(Dataset rows describing interfaces)
---*---

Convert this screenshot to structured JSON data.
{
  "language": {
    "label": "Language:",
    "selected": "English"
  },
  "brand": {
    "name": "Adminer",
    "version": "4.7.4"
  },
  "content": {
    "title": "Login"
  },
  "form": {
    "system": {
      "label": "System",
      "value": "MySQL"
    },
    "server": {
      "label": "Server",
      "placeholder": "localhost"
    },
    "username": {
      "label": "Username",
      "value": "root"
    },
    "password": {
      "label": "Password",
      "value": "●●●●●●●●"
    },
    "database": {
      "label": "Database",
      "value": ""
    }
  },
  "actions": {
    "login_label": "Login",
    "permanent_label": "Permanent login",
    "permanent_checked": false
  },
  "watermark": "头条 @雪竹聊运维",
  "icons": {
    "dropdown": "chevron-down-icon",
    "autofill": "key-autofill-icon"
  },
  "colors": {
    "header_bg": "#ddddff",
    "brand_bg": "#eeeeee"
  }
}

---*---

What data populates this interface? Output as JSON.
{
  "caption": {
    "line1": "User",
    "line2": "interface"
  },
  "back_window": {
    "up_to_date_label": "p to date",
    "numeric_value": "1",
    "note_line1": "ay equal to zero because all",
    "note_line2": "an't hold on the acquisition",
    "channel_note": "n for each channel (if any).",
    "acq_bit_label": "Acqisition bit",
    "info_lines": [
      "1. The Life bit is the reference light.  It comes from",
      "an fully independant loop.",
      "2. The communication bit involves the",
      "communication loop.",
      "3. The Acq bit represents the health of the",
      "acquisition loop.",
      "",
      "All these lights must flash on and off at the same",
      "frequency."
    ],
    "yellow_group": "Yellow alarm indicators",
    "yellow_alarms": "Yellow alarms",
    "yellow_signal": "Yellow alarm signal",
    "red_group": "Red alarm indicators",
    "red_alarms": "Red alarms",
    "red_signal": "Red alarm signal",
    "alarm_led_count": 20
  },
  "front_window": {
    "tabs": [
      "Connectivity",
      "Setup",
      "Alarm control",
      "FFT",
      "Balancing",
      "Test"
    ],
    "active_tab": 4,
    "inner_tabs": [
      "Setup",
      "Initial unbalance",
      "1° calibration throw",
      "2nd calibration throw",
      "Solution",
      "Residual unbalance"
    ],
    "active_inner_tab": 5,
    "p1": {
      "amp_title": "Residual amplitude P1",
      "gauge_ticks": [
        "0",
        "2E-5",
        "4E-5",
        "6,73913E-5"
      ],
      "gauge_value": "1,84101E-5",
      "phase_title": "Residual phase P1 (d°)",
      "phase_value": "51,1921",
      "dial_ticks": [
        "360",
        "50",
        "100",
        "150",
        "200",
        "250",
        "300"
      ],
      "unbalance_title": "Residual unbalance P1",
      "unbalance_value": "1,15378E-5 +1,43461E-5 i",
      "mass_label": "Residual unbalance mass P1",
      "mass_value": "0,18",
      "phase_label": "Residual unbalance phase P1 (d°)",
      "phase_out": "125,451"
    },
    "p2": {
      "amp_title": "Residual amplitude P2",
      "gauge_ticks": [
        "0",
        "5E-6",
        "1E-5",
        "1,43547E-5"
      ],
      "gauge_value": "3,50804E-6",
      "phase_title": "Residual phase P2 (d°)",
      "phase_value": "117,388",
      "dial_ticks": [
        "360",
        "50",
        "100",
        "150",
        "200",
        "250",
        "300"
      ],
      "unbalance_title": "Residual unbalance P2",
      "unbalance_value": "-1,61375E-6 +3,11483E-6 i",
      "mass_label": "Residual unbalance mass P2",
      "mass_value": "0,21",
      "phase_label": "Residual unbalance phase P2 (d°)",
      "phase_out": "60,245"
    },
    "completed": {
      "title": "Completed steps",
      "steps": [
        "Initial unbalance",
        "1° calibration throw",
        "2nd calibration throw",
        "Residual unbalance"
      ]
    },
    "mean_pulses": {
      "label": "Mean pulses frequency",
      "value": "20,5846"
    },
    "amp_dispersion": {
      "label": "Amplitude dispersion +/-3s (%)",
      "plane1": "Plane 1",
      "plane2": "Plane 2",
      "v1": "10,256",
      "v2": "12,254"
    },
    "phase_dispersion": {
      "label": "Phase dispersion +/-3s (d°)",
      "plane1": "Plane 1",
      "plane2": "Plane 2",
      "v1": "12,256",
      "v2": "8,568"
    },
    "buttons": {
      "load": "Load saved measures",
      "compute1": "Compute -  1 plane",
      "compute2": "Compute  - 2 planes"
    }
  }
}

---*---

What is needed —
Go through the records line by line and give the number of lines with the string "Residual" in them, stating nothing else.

Response —
12